I’m frugal in that … I keep up with my Meijer mPerk points, clip Meijer coupons in the app and use the store's coupons.
My philosophy on meetings is ... always have an agenda so those attending can share ideas, comments and suggestions with some forethought prior to the meeting.
I don't believe in meetings just for the sake of meeting, especially if the topic can be addressed in an email exchange instead.
The hardest thing about being a leader is … having to make very tough decisions sometimes when there is a no-win for anyone and no one will be pleased with the decision.
But as a leader, it is my job to make those tough decisions and take the hits on behalf of our stakeholders.
I can’t live without ... my faith, my family and my church family.
As far as the biggest business risk I ever took ... having been let down and passed over for principal positions I had applied for in Unit 4, I decided to leave K-12 education.
I had just accepted a position as an associate professor in early childhood education at Illinois State University when the principal position at King School in Urbana was posted.
Several people reached out to me and encouraged me to apply for the job. I applied and went to the interview, thinking I had nothing to lose, and got the job. It was the biggest risk I had ever taken, and it paid off.
It reaffirmed where I belonged, which is supporting K-12 students.
When it comes to luxuries … before the pandemic, I received a gift card for a massage, an indulgence that I would never have purchased for myself.
I’m up and at ’em every day by ... 6:15 a.m., unless I'm going for a morning walk. Then it is much earlier.
For exercise ... my husband and I enjoy a brisk walk through the neighborhood. When we walk in the mornings, we can only walk for about 30 minutes, so I can get into the office, but we enjoy longer walks on the weekend.
The worst job I ever had was … before I started my first teaching job.
I had many jobs working with kids over the years that I loved, ranging from daycare center teaching assistant, day camp counselor, lifeguard and teacher's aide.
The two jobs that are neck and neck for being equally the worst jobs ever were while a student at the U of I in the late '80s — I was very briefly a delivery driver for Blimpie's, a sandwich shop on Green Street, and a call center telephone operator for Ameritech phone company.
I was terrible at both.
On a 1-to-10 scale, the impact of the pandemic has been a … 9 — due to the devastating effects on the learning impact on students, the stress on staff, the health risk to those we love and the many lost life events that kids and families will never get back.

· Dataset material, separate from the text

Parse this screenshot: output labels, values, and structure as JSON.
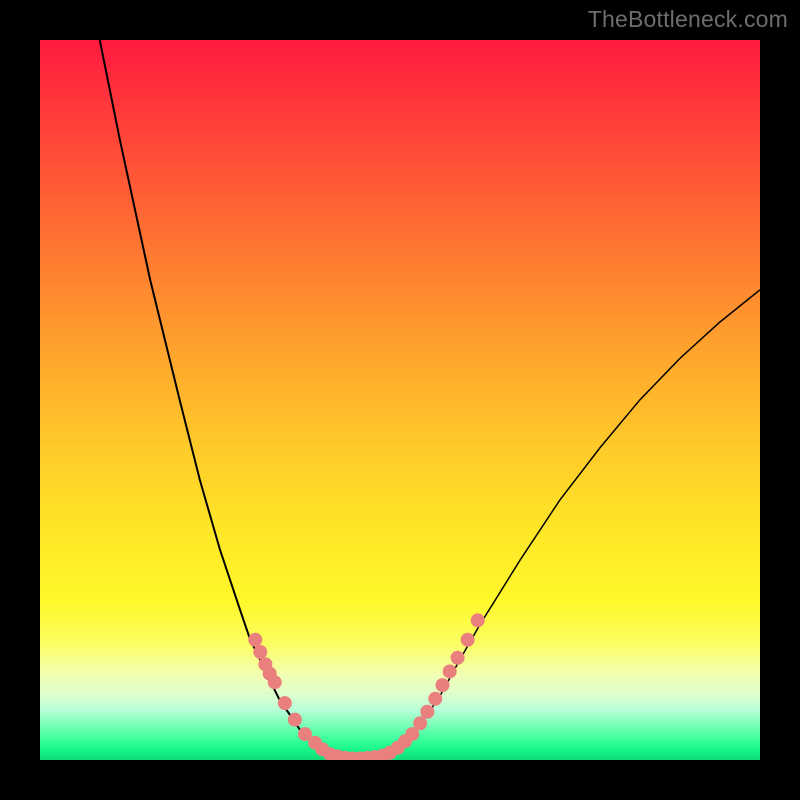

I would say a 10, but unfortunately, there is more loss to come due to rising coronavirus numbers spiking across the country and our community.